After ten years of fighting in the Trojan War, Odysseus is forced to endure another ten years of hardship while on his journey to his homeland in Ithaca. In a dialogue between Telemachus and Menelaus, the King of Sparta, exclaims, “…no one of the Achaeans labored as much as Odysseus labored and achieved, and for him the end was grief for him…”(Odyssey). Menelaus’s examination of Odysseus not only displays his unyielding discipline and courage, but it also presents one of the fundamental dilemmas of the Greek belief system—that suffering is oftentimes certain and unavoidable. During Odysseus’s telling of his travels to the Phaeacians he recounts, “Dear friends, surely we are not unlearned in evils. This is no greater evil now than it was when the Cyclops had us cooped in his hollow cave by force and violence, but even there, by my courage and counsel and my intelligence, we escaped away” (Odyssey).
This is similar to The Odyssey when Odysseus has to make the hard decision when sailing near the Scylla and Khayrbdis to sail in the right direction to save his men and get them through the danger relatively safely. He made the hard choice he made to sail nearest to Scylla knowing that six of his men will be sacrificed, rather than head through Khayrbdis and risk the entire ship being destroyed, resulting in the death of everyone on board. This shows tremendous leadership and fearlessness to risk
In the epic story the Odyssey by Homer, Odysseus is returning from the Trojan war, and on his way home he finds many obstacles ahead of him. Odysseus is the ruler of Ithaca and he is trying to return home to his land. Many creatures try and stop him from achieving his goal of returning home, but he and his crew have to push through and get home. Odysseus portrays bravery and courage leading his crew through these tough challenges. Odysseus heroically leads his crew and himself through dangerous obstacles, but also foolishly endangers them during the journey home.
Ender was also caring. He showed this trait when he told the Queen bugger, “I’ll carry you… I’ll go world to world until I find a time and place where you come awake in safety,” (321). By performing this act, it showed that he was caring because he is willing the search his entire life for his “enemies” new home. It also exhibited leadership because it revealed devotion and it gained respect of the buggers. Although he is bright and compassionate, he could also be hostile.
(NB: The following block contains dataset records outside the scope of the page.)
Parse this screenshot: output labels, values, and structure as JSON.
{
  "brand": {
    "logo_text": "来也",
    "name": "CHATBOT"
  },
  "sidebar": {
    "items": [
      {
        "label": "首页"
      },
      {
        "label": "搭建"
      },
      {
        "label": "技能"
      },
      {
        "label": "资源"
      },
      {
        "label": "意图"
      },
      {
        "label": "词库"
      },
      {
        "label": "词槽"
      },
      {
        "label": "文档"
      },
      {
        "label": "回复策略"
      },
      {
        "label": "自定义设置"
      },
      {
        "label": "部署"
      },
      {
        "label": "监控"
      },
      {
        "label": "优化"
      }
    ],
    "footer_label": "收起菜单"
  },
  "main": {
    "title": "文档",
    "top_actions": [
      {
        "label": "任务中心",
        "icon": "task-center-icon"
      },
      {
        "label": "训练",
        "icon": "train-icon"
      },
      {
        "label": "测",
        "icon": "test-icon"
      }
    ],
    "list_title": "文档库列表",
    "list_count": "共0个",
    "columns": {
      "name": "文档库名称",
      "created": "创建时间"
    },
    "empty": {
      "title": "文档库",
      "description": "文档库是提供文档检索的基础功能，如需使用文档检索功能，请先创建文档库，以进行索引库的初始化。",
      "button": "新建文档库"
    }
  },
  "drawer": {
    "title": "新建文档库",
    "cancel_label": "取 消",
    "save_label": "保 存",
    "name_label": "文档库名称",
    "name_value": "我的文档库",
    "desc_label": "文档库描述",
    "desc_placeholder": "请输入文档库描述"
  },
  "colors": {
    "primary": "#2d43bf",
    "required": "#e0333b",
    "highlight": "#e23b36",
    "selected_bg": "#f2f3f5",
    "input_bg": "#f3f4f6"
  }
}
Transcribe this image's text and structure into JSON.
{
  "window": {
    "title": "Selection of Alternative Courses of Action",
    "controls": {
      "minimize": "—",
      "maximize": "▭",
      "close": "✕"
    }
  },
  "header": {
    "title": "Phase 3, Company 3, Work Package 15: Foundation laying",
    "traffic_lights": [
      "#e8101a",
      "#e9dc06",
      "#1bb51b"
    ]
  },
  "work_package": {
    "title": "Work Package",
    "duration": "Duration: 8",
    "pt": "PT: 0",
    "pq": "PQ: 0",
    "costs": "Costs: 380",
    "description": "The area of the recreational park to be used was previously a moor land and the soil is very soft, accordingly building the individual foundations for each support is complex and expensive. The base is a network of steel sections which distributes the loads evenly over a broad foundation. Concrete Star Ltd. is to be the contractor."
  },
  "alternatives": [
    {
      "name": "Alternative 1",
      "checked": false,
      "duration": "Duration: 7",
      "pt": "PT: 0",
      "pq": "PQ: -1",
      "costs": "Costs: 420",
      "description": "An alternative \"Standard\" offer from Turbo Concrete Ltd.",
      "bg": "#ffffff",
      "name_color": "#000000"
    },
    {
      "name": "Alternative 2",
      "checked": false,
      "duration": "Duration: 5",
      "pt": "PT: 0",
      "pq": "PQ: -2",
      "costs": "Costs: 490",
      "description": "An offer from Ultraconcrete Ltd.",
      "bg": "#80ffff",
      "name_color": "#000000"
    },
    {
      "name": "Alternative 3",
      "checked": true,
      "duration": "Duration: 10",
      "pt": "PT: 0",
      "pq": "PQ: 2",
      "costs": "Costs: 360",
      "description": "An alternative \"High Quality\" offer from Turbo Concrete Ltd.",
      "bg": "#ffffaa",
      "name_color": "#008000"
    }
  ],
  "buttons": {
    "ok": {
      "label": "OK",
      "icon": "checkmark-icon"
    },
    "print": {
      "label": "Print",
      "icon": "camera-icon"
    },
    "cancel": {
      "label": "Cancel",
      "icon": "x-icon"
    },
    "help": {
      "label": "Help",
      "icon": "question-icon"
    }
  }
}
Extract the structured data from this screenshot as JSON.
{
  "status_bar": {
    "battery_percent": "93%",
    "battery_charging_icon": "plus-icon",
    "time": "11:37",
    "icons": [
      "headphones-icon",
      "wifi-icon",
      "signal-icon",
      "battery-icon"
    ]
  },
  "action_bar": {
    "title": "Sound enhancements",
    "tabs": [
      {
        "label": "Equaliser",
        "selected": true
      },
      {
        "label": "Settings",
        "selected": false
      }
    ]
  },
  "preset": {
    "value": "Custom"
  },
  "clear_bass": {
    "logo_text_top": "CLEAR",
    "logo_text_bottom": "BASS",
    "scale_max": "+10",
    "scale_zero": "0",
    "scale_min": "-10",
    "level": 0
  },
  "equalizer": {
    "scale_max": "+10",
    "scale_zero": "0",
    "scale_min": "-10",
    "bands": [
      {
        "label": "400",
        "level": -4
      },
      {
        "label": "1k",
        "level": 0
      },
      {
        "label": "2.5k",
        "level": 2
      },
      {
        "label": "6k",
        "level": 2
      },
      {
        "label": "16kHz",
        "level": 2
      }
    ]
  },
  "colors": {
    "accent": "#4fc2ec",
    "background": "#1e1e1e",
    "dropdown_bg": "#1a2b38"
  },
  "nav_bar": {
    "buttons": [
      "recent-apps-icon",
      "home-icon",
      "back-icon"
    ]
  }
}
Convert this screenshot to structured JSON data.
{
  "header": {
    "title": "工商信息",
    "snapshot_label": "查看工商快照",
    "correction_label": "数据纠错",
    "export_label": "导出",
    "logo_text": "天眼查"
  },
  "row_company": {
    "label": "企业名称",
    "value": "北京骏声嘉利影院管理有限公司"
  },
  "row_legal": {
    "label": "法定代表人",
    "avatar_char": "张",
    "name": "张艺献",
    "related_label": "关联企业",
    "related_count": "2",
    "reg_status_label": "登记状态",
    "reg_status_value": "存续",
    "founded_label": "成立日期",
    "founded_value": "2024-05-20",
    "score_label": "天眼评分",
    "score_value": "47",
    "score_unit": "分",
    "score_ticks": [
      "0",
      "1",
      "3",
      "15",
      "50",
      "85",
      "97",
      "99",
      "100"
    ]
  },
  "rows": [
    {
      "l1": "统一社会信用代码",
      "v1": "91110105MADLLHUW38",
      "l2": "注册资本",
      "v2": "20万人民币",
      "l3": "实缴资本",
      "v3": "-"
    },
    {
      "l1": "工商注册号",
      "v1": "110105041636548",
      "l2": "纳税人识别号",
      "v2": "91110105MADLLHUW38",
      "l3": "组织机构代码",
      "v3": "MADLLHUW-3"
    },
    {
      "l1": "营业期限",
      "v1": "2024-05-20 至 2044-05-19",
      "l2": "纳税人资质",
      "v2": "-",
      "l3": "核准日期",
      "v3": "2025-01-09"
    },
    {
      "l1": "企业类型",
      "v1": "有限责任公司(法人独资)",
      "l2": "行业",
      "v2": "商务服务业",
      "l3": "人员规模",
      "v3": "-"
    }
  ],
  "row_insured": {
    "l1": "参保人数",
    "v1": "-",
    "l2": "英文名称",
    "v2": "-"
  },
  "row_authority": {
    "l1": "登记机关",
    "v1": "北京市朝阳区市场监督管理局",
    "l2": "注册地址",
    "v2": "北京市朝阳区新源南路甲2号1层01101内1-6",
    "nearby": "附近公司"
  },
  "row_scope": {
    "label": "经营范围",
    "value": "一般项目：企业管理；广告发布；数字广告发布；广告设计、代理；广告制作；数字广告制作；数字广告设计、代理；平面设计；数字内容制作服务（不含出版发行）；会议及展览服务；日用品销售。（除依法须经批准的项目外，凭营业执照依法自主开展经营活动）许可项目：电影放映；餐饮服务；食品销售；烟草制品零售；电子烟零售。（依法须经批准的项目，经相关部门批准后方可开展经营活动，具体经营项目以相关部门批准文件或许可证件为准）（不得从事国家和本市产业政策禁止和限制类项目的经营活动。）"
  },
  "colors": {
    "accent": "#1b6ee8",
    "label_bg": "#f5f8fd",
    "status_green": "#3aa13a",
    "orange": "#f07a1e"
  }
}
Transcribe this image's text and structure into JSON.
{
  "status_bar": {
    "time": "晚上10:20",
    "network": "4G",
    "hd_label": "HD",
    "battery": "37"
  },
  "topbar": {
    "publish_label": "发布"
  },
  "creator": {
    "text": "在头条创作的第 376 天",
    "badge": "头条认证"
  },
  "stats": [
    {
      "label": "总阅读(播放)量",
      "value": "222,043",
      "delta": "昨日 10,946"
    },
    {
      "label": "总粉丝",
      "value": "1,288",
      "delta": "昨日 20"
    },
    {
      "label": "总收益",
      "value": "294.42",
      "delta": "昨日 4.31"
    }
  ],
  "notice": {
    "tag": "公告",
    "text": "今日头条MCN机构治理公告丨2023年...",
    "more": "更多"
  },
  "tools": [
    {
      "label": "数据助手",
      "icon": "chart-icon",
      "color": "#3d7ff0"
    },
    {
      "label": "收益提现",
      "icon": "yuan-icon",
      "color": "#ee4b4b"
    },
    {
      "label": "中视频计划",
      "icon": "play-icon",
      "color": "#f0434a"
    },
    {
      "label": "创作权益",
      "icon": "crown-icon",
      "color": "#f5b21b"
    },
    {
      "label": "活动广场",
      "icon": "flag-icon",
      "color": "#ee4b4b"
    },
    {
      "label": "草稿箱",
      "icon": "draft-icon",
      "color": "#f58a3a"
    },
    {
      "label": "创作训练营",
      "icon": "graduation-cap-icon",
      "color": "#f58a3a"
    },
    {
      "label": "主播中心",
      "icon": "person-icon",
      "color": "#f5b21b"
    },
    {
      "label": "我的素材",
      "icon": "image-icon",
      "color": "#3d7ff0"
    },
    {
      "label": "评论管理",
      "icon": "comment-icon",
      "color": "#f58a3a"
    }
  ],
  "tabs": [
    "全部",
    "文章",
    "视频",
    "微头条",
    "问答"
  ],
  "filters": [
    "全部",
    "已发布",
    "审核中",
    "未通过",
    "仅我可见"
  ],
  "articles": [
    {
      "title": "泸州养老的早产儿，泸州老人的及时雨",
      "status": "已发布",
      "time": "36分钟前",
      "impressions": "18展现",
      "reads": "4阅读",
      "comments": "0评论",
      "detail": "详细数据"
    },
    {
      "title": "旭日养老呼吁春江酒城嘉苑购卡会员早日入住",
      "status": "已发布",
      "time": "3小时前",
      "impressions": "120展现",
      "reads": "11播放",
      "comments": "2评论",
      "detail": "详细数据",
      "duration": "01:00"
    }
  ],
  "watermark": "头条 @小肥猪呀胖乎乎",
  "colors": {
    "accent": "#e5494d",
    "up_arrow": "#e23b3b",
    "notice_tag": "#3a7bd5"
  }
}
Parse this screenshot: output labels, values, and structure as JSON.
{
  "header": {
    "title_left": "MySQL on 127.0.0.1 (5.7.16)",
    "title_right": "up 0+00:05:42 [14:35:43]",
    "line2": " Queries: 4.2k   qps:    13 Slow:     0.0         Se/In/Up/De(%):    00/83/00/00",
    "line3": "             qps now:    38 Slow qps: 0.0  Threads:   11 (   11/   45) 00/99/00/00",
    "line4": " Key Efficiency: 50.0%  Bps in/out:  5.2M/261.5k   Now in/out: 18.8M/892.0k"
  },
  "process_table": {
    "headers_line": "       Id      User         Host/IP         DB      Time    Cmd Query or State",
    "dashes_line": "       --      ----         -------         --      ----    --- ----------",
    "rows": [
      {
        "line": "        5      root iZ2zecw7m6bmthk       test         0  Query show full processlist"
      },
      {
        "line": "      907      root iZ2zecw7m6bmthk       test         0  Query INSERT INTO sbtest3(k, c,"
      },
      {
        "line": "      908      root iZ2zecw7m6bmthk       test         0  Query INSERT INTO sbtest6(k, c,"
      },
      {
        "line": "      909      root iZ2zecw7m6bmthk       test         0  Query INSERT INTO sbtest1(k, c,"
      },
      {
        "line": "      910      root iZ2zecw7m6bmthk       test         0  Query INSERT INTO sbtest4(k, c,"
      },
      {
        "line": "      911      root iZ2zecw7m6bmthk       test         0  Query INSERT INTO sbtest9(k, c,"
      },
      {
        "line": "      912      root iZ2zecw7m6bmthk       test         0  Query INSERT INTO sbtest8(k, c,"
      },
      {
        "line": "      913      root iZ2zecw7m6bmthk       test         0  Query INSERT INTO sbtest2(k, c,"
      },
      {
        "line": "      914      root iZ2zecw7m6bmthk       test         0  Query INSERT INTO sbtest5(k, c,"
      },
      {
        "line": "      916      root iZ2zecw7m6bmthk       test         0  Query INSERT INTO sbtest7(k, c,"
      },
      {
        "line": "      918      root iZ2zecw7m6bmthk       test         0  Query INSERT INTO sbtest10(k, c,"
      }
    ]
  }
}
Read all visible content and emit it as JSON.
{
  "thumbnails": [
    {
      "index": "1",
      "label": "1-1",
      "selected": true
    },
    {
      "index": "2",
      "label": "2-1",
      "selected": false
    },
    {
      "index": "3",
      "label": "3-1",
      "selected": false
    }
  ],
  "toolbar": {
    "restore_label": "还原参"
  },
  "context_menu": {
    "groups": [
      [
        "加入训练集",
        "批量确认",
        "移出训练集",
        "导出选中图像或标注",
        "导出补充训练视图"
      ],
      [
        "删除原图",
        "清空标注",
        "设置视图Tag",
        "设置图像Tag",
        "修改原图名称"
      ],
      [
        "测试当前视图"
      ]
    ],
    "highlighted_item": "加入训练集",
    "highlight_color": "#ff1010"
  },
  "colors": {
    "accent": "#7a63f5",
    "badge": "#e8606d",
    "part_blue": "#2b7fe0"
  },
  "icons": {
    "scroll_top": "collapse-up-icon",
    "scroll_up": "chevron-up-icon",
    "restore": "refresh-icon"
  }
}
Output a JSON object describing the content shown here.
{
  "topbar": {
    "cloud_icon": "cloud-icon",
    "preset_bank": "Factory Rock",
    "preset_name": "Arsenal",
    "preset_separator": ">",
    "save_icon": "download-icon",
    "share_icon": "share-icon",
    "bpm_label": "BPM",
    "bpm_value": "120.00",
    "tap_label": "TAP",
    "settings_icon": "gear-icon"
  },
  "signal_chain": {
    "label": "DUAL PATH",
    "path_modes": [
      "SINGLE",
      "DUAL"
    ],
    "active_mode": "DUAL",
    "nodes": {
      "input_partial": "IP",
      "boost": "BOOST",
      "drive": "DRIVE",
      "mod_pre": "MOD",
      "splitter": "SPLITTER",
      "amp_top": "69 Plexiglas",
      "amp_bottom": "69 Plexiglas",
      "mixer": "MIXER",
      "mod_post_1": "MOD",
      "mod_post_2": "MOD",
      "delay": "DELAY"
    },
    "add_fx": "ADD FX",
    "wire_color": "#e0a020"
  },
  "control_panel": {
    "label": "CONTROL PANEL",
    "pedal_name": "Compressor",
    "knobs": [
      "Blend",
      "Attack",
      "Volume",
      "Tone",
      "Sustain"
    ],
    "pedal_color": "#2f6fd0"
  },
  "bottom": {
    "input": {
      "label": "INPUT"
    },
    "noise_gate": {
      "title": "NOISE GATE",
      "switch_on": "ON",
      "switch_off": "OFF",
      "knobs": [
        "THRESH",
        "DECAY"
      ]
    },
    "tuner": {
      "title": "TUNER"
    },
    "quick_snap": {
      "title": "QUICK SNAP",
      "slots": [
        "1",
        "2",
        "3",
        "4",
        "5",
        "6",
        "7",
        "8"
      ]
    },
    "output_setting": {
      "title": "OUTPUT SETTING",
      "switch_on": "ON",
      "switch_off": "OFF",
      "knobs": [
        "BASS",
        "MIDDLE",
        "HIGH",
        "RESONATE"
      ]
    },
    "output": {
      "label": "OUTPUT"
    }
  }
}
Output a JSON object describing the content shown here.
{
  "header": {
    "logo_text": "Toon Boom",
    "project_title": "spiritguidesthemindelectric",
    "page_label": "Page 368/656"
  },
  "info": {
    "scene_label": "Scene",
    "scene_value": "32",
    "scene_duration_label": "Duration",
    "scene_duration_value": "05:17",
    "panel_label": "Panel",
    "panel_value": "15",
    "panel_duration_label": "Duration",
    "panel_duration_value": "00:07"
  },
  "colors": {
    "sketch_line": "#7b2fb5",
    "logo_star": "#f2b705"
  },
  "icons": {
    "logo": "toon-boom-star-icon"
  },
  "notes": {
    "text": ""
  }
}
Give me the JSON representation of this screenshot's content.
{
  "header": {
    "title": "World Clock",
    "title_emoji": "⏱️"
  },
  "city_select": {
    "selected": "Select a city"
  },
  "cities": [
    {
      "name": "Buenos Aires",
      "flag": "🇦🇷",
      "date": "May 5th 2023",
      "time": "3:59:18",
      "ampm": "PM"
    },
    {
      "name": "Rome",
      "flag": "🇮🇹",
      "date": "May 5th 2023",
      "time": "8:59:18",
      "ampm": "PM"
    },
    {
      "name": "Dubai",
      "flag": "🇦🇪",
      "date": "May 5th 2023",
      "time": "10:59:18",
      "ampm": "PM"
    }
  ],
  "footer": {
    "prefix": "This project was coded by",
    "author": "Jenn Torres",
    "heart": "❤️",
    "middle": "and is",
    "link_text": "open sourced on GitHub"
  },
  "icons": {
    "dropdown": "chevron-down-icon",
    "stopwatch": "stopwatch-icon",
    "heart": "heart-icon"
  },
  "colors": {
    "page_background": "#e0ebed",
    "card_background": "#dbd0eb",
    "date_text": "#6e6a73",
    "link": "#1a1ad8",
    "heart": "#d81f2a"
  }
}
In Homer’s The Odyssey, Trojan War hero Odysseus exhibits perseverance in the ten years of war and leads his men on the long journey home. Odysseus has to endure the frustrations of the war and the negligence that the gods show to him in his most desperate times. The pain he goes through exhibits his love for the special ones in his life, and it gives him the strength to make it home. Odysseus is challenged during the ten year war, but he will not give up, which proves how he is a true hero. The hero shows how he is a true hero through his actions and not his words.